In brief: Evangelical Lutherans elect first openly gay, Native American bishop
Los Angeles – The Evangelical Lutheran Church of America elected its first openly gay bishop to a six-year term on Friday at an annual assembly in Southern California, officials said.
The election of the Rev. R. Guy Erwin comes after the church’s controversial rule change in 2009 that allowed gays and lesbians to be ordained in the nation’s largest Lutheran denomination. More than 600 congregations have left the denomination since the change.
Erwin, a resident of the Woodland Hills area of Los Angeles, currently serves as a pastor at Faith Lutheran Church and a professor of Lutheran Confessional Theology at California Lutheran University.
Ordained in May 2011, Erwin said he waited years for the recognition, and he brings a “deep faith in Christ’s presence in his church lived out in 20 years of parish experience blended with university and seminary-level teaching.”
Officials say the “partnered gay man” is also the first Native American to be elected. Erwin is part Osage Indian.
The ELCA has more than 4 million members in 9,638 congregations across the United States, Caribbean and U.S. Virgin Islands.
Texas home searched as part of ricin-tainted letters investigation

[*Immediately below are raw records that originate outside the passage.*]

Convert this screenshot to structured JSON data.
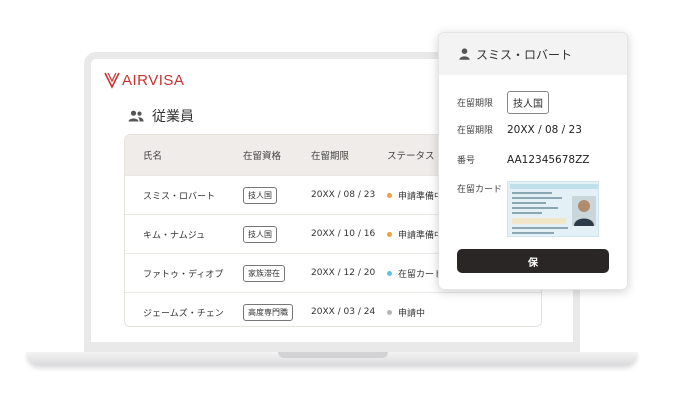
{
  "app": {
    "logo_text": "AIRVISA"
  },
  "page": {
    "title": "従業員"
  },
  "table": {
    "headers": [
      "氏名",
      "在留資格",
      "在留期限",
      "ステータス"
    ],
    "rows": [
      {
        "name": "スミス・ロバート",
        "status_type": "技人国",
        "expiry": "20XX / 08 / 23",
        "status": "申請準備中"
      },
      {
        "name": "キム・ナムジュ",
        "status_type": "技人国",
        "expiry": "20XX / 10 / 16",
        "status": "申請準備中"
      },
      {
        "name": "ファトゥ・ディオプ",
        "status_type": "家族滞在",
        "expiry": "20XX / 12 / 20",
        "status": "在留カード"
      },
      {
        "name": "ジェームズ・チェン",
        "status_type": "高度専門職",
        "expiry": "20XX / 03 / 24",
        "status": "申請中"
      }
    ]
  },
  "detail": {
    "name": "スミス・ロバート",
    "fields": [
      {
        "label": "在留期限",
        "value": "技人国"
      },
      {
        "label": "在留期限",
        "value": "20XX / 08 / 23"
      },
      {
        "label": "番号",
        "value": "AA12345678ZZ"
      },
      {
        "label": "在留カード"
      }
    ],
    "save_label": "保"
  },
  "colors": {
    "brand": "#c8312f",
    "status_preparing": "#f0a03c",
    "status_card": "#5bc3e6",
    "status_applying": "#b5b5b5",
    "button_bg": "#2a2625"
  },
  "icons": {
    "people": "people-icon",
    "person": "person-icon"
  }
}
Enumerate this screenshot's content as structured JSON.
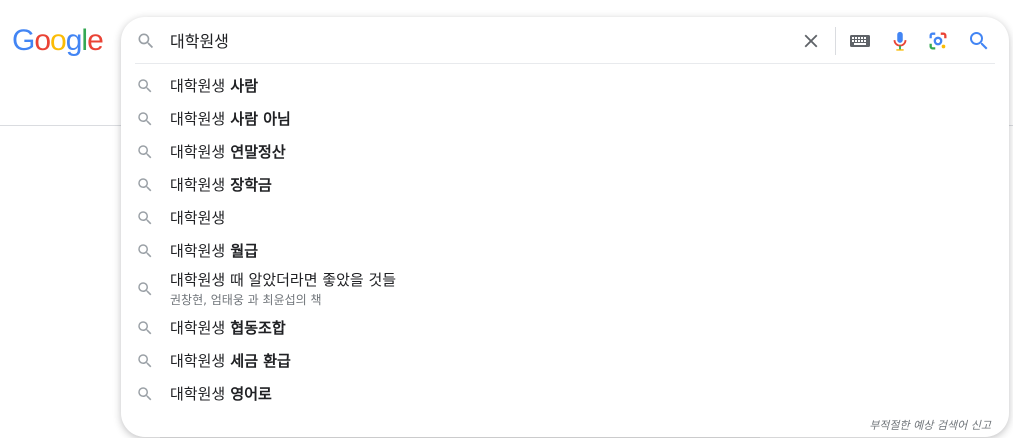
{
  "logo": {
    "letters": [
      "G",
      "o",
      "o",
      "g",
      "l",
      "e"
    ]
  },
  "search": {
    "value": "대학원생"
  },
  "suggestions": [
    {
      "prefix": "대학원생",
      "rest": " 사람",
      "sub": ""
    },
    {
      "prefix": "대학원생",
      "rest": " 사람 아님",
      "sub": ""
    },
    {
      "prefix": "대학원생",
      "rest": " 연말정산",
      "sub": ""
    },
    {
      "prefix": "대학원생",
      "rest": " 장학금",
      "sub": ""
    },
    {
      "prefix": "대학원생",
      "rest": "",
      "sub": ""
    },
    {
      "prefix": "대학원생",
      "rest": " 월급",
      "sub": ""
    },
    {
      "prefix": "대학원생 때 알았더라면 좋았을 것들",
      "rest": "",
      "sub": "권창현, 엄태웅 과 최윤섭의 책"
    },
    {
      "prefix": "대학원생",
      "rest": " 협동조합",
      "sub": ""
    },
    {
      "prefix": "대학원생",
      "rest": " 세금 환급",
      "sub": ""
    },
    {
      "prefix": "대학원생",
      "rest": " 영어로",
      "sub": ""
    }
  ],
  "footer": {
    "report_label": "부적절한 예상 검색어 신고"
  },
  "colors": {
    "blue": "#4285f4",
    "red": "#ea4335",
    "yellow": "#fbbc05",
    "green": "#34a853",
    "icon_gray": "#9aa0a6"
  },
  "icons": [
    "search-icon",
    "close-icon",
    "keyboard-icon",
    "mic-icon",
    "lens-icon"
  ]
}
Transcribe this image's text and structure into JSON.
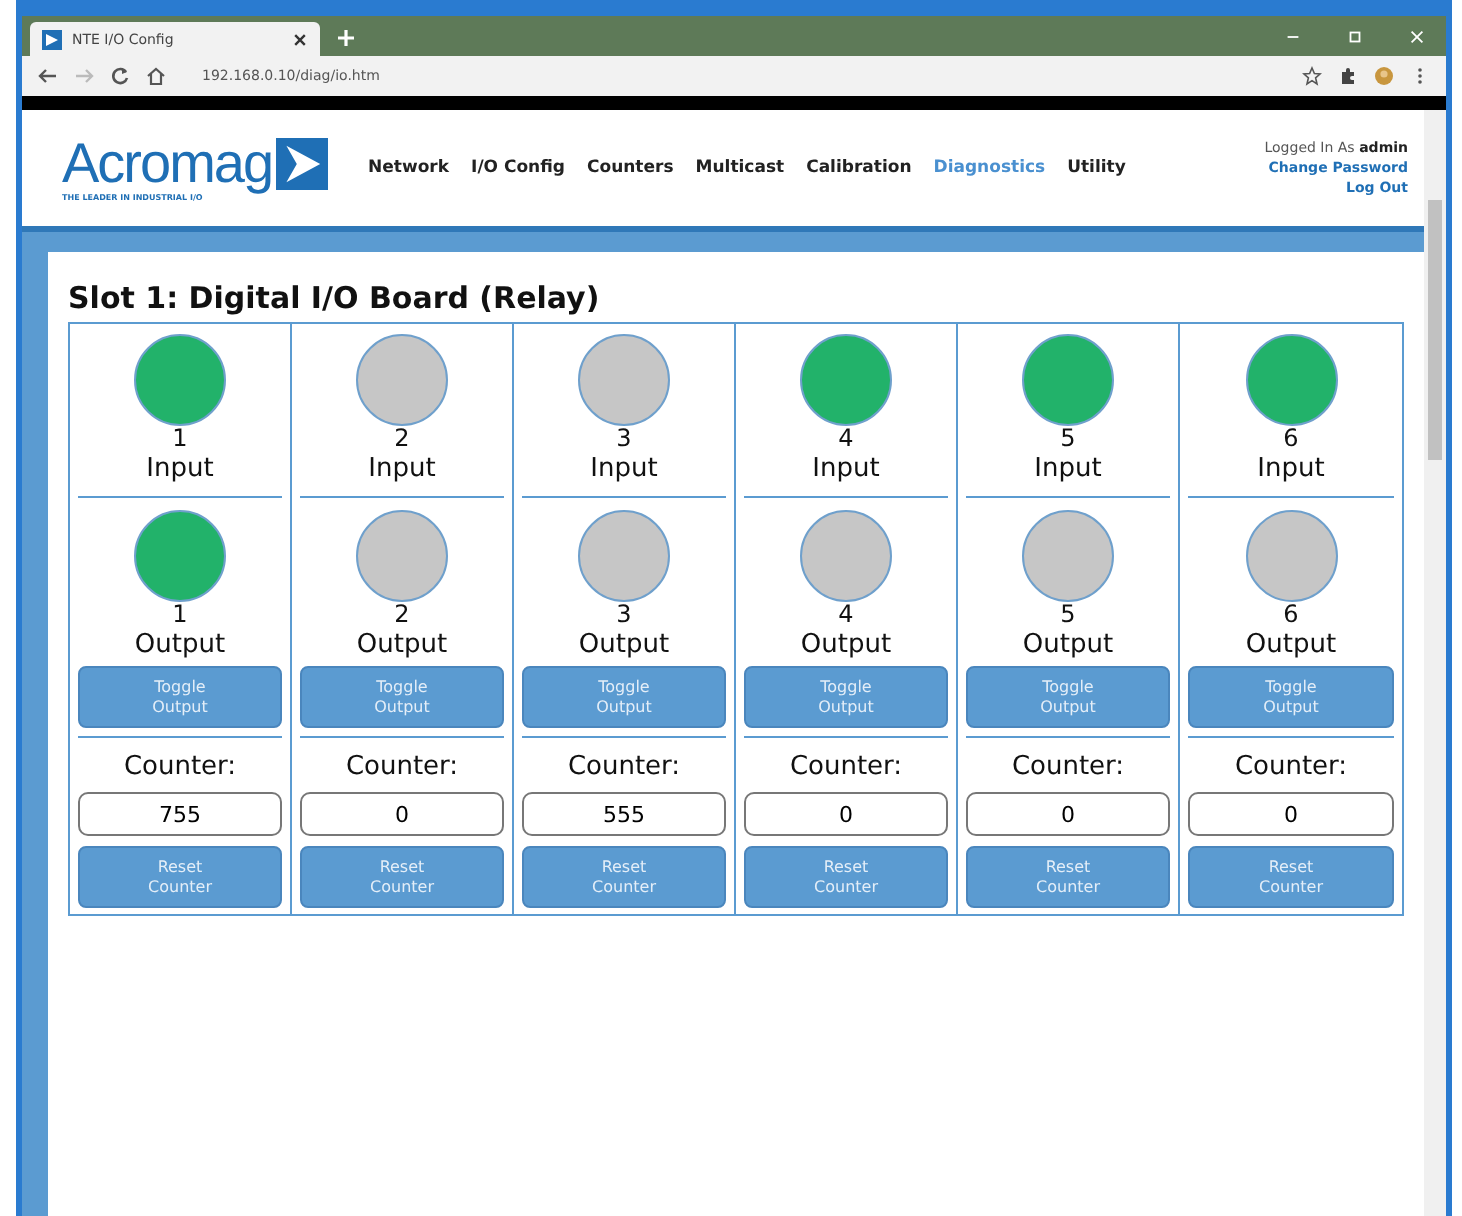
{
  "browser": {
    "tab_title": "NTE I/O Config",
    "url": "192.168.0.10/diag/io.htm"
  },
  "header": {
    "logo": "Acromag",
    "tagline": "THE LEADER IN INDUSTRIAL I/O",
    "nav": [
      {
        "label": "Network",
        "selected": false
      },
      {
        "label": "I/O Config",
        "selected": false
      },
      {
        "label": "Counters",
        "selected": false
      },
      {
        "label": "Multicast",
        "selected": false
      },
      {
        "label": "Calibration",
        "selected": false
      },
      {
        "label": "Diagnostics",
        "selected": true
      },
      {
        "label": "Utility",
        "selected": false
      }
    ],
    "logged_in_label": "Logged In As",
    "user": "admin",
    "change_password": "Change Password",
    "log_out": "Log Out"
  },
  "panel": {
    "title": "Slot 1: Digital I/O Board (Relay)",
    "channels": [
      {
        "number": "1",
        "input_label": "Input",
        "input_on": true,
        "output_number": "1",
        "output_label": "Output",
        "output_on": true,
        "toggle_button": "Toggle Output",
        "counter_label": "Counter:",
        "counter": "755",
        "reset_button": "Reset Counter"
      },
      {
        "number": "2",
        "input_label": "Input",
        "input_on": false,
        "output_number": "2",
        "output_label": "Output",
        "output_on": false,
        "toggle_button": "Toggle Output",
        "counter_label": "Counter:",
        "counter": "0",
        "reset_button": "Reset Counter"
      },
      {
        "number": "3",
        "input_label": "Input",
        "input_on": false,
        "output_number": "3",
        "output_label": "Output",
        "output_on": false,
        "toggle_button": "Toggle Output",
        "counter_label": "Counter:",
        "counter": "555",
        "reset_button": "Reset Counter"
      },
      {
        "number": "4",
        "input_label": "Input",
        "input_on": true,
        "output_number": "4",
        "output_label": "Output",
        "output_on": false,
        "toggle_button": "Toggle Output",
        "counter_label": "Counter:",
        "counter": "0",
        "reset_button": "Reset Counter"
      },
      {
        "number": "5",
        "input_label": "Input",
        "input_on": true,
        "output_number": "5",
        "output_label": "Output",
        "output_on": false,
        "toggle_button": "Toggle Output",
        "counter_label": "Counter:",
        "counter": "0",
        "reset_button": "Reset Counter"
      },
      {
        "number": "6",
        "input_label": "Input",
        "input_on": true,
        "output_number": "6",
        "output_label": "Output",
        "output_on": false,
        "toggle_button": "Toggle Output",
        "counter_label": "Counter:",
        "counter": "0",
        "reset_button": "Reset Counter"
      }
    ]
  }
}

New Boston, Texas – A Texas home was searched and a resident interviewed as part of the investigation into ricin-tainted letters sent to New York City’s mayor and President Barack Obama, a law enforcement official said.
Authorities blocked off the house in New Boston for hours Friday and set up tents in the yard while searching for evidence. FBI agents entered the home wearing white hazardous materials suits and ventilation masks. New Boston is located near the Oklahoma and Arkansas borders.
The law enforcement official said the FBI initiated the search after being contacted by the resident’s spouse.
An FBI spokesperson in Dallas wouldn’t comment.